Ã¢â‚¬Å“This was the man who designed and then flipped cruise ships, burned skyscrapers, and created an entire ape culture,Ã¢â‚¬Â said Nelson Coates, president of the Art Directors Guild. Ã¢â‚¬Å“Though his last feature was 21 years ago, Bill Creber remained a vital influence in the industry, with his institutional memory, sharing of relevant production solutions, and his amazing skills devising, executing, and teaching incredible methods of in-camera visual fx.Ã¢â‚¬Â
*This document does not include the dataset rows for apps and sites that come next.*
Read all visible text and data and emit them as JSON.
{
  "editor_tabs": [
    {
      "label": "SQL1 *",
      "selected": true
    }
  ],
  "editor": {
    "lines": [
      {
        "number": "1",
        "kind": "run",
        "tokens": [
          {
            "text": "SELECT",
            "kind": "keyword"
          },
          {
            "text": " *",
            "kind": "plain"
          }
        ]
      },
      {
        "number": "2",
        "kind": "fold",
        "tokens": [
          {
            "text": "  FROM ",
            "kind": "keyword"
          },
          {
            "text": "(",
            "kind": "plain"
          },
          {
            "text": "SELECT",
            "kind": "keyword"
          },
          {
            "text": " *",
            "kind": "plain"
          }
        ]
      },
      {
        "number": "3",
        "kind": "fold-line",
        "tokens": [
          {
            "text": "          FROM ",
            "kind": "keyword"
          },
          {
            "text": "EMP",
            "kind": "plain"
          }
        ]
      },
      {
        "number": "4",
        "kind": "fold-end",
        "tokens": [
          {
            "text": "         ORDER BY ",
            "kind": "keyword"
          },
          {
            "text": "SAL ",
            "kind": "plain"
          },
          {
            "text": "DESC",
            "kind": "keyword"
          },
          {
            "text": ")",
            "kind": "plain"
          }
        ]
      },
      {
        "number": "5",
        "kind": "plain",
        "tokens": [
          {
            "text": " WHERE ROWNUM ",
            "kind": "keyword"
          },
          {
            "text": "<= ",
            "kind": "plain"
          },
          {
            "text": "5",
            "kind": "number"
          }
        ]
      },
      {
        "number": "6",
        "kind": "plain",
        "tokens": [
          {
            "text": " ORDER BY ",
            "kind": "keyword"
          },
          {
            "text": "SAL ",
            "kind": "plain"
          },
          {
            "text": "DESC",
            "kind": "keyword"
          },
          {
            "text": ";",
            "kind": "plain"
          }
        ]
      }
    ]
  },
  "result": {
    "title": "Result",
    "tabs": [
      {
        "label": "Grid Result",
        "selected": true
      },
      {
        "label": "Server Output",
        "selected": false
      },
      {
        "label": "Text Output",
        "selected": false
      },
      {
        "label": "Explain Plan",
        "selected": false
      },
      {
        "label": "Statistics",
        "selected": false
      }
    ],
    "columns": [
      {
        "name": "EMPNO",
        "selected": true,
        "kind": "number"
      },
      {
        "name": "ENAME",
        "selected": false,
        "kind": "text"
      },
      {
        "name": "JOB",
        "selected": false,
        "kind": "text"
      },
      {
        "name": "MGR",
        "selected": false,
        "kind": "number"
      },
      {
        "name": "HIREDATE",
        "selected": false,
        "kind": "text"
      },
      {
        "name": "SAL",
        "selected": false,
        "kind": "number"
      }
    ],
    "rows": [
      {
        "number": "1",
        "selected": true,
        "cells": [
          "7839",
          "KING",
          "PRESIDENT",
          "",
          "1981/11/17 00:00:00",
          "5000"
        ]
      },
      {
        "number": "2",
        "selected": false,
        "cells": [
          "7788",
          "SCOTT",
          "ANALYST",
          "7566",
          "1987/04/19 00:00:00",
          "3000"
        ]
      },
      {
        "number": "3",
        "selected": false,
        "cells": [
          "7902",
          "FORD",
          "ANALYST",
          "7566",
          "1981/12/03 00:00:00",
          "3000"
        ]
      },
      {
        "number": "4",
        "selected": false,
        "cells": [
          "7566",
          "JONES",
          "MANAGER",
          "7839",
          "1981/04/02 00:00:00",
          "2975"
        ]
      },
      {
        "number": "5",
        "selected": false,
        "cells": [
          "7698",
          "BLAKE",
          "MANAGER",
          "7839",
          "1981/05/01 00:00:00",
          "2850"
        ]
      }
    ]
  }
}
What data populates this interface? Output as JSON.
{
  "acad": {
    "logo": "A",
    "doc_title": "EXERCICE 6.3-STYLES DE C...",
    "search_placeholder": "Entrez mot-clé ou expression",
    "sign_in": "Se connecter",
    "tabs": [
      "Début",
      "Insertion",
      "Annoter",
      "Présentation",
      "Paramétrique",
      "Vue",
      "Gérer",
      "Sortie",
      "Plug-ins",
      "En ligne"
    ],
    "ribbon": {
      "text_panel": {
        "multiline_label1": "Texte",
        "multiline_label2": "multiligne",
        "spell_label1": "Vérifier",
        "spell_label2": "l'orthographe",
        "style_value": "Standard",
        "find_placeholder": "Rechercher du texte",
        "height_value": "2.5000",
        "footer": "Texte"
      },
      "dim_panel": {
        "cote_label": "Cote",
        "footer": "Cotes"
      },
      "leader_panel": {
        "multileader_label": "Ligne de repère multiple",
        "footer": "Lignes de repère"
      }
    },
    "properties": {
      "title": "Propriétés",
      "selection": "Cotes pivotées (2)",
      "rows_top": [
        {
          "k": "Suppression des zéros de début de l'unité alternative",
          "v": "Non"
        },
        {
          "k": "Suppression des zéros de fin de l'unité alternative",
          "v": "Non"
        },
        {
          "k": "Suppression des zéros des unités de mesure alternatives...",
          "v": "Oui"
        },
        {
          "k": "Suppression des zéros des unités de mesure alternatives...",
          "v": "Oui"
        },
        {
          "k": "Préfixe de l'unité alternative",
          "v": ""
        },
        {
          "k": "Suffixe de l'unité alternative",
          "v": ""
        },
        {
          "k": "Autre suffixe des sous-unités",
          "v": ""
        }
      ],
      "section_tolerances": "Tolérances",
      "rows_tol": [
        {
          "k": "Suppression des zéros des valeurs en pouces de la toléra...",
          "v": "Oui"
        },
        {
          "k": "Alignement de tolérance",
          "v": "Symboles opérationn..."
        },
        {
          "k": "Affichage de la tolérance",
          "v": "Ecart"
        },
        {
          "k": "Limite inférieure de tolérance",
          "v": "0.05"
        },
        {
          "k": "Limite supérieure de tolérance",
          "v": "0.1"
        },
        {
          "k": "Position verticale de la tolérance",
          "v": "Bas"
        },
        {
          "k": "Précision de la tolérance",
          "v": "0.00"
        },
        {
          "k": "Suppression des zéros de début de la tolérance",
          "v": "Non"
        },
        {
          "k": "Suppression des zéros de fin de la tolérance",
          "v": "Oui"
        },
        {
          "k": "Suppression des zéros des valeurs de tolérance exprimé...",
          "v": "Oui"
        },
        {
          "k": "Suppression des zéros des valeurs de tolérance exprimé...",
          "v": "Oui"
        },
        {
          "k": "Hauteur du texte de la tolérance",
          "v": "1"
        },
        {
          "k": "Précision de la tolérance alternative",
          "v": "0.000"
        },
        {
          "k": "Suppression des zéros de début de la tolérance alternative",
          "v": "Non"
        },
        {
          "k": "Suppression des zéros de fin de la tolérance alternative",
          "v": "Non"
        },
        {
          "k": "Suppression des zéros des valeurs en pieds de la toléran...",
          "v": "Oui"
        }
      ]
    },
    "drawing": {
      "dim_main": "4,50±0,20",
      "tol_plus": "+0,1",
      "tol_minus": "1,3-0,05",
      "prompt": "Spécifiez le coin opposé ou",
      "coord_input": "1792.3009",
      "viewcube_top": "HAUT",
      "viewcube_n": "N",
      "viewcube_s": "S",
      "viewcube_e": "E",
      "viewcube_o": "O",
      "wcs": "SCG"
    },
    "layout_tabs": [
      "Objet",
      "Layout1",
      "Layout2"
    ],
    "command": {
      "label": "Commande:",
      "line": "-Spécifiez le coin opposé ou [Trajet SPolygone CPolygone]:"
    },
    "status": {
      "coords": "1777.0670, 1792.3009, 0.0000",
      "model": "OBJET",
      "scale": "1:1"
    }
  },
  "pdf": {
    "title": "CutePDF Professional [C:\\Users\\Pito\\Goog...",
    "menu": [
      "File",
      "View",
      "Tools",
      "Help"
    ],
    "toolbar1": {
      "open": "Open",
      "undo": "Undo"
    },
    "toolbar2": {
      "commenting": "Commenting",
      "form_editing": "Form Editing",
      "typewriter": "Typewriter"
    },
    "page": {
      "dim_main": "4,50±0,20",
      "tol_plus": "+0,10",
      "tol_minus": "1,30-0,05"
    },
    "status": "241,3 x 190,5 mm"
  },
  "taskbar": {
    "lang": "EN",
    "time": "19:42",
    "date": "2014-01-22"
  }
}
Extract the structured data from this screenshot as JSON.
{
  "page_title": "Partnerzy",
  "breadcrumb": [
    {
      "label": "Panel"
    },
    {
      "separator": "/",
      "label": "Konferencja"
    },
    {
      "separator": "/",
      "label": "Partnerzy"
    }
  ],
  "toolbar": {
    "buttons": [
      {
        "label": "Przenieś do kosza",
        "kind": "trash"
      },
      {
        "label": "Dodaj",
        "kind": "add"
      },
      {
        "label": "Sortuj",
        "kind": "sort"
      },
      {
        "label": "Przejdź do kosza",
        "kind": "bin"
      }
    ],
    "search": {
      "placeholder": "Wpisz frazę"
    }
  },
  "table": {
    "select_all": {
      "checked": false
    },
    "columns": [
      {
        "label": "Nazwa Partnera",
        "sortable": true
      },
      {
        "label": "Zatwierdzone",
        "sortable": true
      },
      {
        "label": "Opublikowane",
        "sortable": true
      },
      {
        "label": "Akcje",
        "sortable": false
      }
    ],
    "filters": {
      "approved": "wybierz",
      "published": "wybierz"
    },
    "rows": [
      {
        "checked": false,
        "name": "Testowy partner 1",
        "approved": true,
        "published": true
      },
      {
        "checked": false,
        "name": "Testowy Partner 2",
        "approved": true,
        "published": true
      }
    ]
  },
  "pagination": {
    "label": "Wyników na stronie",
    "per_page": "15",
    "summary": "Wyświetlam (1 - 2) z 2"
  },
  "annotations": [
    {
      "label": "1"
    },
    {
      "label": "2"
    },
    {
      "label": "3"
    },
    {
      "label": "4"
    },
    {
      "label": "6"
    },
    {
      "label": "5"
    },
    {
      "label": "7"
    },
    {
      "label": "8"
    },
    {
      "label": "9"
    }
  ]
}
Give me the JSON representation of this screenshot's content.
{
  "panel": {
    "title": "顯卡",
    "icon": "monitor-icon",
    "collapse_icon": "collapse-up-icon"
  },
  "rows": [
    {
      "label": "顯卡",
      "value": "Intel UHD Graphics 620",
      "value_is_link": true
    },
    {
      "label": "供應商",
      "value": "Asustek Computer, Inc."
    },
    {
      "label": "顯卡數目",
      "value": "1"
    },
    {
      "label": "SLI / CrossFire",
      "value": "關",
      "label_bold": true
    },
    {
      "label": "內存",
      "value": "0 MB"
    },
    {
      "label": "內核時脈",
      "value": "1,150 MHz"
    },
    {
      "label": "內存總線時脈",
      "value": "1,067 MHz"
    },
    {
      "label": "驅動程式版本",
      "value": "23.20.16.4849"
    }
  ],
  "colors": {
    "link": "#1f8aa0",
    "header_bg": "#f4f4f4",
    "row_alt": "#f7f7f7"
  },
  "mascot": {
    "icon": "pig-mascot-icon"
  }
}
His three Oscar nominations came for his art direction on George StevensÃ¢â‚¬â„¢ Ã¢â‚¬Å“The Greatest Story Ever Told,Ã¢â‚¬Â and on Irwin AllenÃ¢â‚¬â„¢s Ã¢â‚¬Å“Poseidon AdventureÃ¢â‚¬Â and Ã¢â‚¬Å“Towering Inferno.Ã¢â‚¬Â Other projects he worked on include ABC series Ã¢â‚¬Å“Voyage to the Bottom of the Sea,Ã¢â‚¬Â for which he won an Emmy, ABCÃ¢â‚¬â„¢s Ã¢â‚¬Å“The Time Tunnel,Ã¢â‚¬Â and CBSÃ¢â‚¬â„¢ Ã¢â‚¬Å“Lost in Space.Ã¢â‚¬Â
Creber wasnÃ¢â‚¬â„¢t the first in his family to work in Hollywood. The art director followed in the footsteps of his father, Lewis Creber, a former art director at Fox Studio whose credits include Ã¢â‚¬Å“State FairÃ¢â‚¬Â and all nine seasons of CBSÃ¢â‚¬â„¢ Ã¢â‚¬Å“Perry Mason.Ã¢â‚¬Â
Creber is survived by his Emmy-winning son Kenneth Creber, an art director and set designer who has worked on shows such as Ã¢â‚¬Å“Melrose PlaceÃ¢â‚¬Â and Ã¢â‚¬Å“Pushing Daisies,Ã¢â‚¬Â and his wife, Sally Queen.